■ **Exercise brief**
Print each entry as it appears. Images stay out of the copy.

■ **Dataset extract**
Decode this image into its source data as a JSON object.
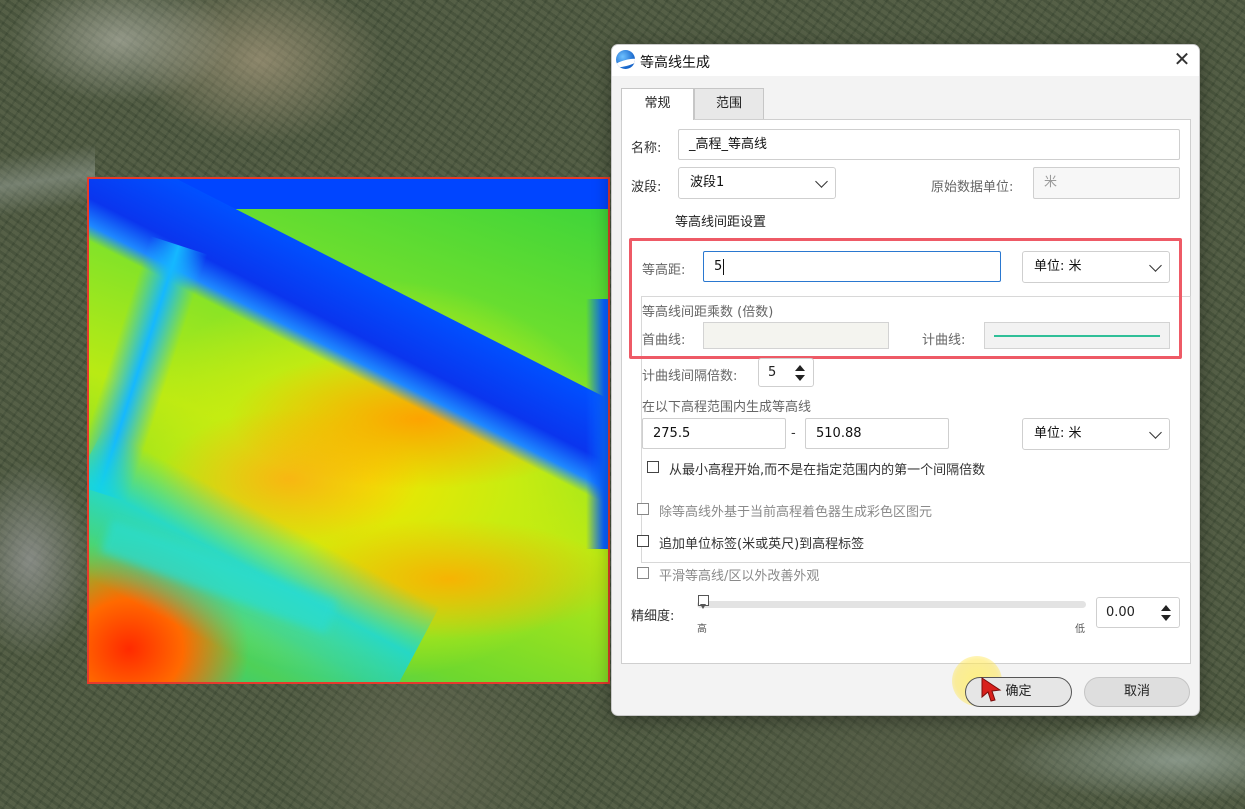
{
  "dialog": {
    "title": "等高线生成",
    "close_glyph": "✕"
  },
  "tabs": [
    {
      "label": "常规",
      "active": true
    },
    {
      "label": "范围",
      "active": false
    }
  ],
  "general": {
    "name_label": "名称:",
    "name_value": "_高程_等高线",
    "band_label": "波段:",
    "band_value": "波段1",
    "source_unit_label": "原始数据单位:",
    "source_unit_value": "米"
  },
  "interval_group": {
    "title": "等高线间距设置",
    "interval_label": "等高距:",
    "interval_value": "5",
    "unit_select": "单位: 米",
    "multiplier_label": "等高线间距乘数 (倍数)",
    "first_line_label": "首曲线:",
    "index_line_label": "计曲线:",
    "index_line_color": "#2fbf98",
    "index_interval_label": "计曲线间隔倍数:",
    "index_interval_value": "5",
    "range_label": "在以下高程范围内生成等高线",
    "range_min": "275.5",
    "range_sep": "-",
    "range_max": "510.88",
    "range_unit_select": "单位: 米",
    "start_from_min_label": "从最小高程开始,而不是在指定范围内的第一个间隔倍数"
  },
  "options": {
    "color_fill_label": "除等高线外基于当前高程着色器生成彩色区图元",
    "unit_label_label": "追加单位标签(米或英尺)到高程标签",
    "smooth_label": "平滑等高线/区以外改善外观"
  },
  "fineness": {
    "label": "精细度:",
    "high_label": "高",
    "low_label": "低",
    "value": "0.00",
    "slider_level": 0.0
  },
  "buttons": {
    "ok": "确定",
    "cancel": "取消"
  },
  "colors": {
    "highlight_border": "#ee5a66",
    "raster_border": "#e53b2d"
  }
}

■ **Answer to this problem**
Decode this image into its source data as a JSON object.
{
  "dialog": {
    "title": "等高线生成",
    "close_glyph": "✕"
  },
  "tabs": [
    {
      "label": "常规",
      "active": true
    },
    {
      "label": "范围",
      "active": false
    }
  ],
  "general": {
    "name_label": "名称:",
    "name_value": "_高程_等高线",
    "band_label": "波段:",
    "band_value": "波段1",
    "source_unit_label": "原始数据单位:",
    "source_unit_value": "米"
  },
  "interval_group": {
    "title": "等高线间距设置",
    "interval_label": "等高距:",
    "interval_value": "5",
    "unit_select": "单位: 米",
    "multiplier_label": "等高线间距乘数 (倍数)",
    "first_line_label": "首曲线:",
    "index_line_label": "计曲线:",
    "index_line_color": "#2fbf98",
    "index_interval_label": "计曲线间隔倍数:",
    "index_interval_value": "5",
    "range_label": "在以下高程范围内生成等高线",
    "range_min": "275.5",
    "range_sep": "-",
    "range_max": "510.88",
    "range_unit_select": "单位: 米",
    "start_from_min_label": "从最小高程开始,而不是在指定范围内的第一个间隔倍数"
  },
  "options": {
    "color_fill_label": "除等高线外基于当前高程着色器生成彩色区图元",
    "unit_label_label": "追加单位标签(米或英尺)到高程标签",
    "smooth_label": "平滑等高线/区以外改善外观"
  },
  "fineness": {
    "label": "精细度:",
    "high_label": "高",
    "low_label": "低",
    "value": "0.00",
    "slider_level": 0.0
  },
  "buttons": {
    "ok": "确定",
    "cancel": "取消"
  },
  "colors": {
    "highlight_border": "#ee5a66",
    "raster_border": "#e53b2d"
  }
}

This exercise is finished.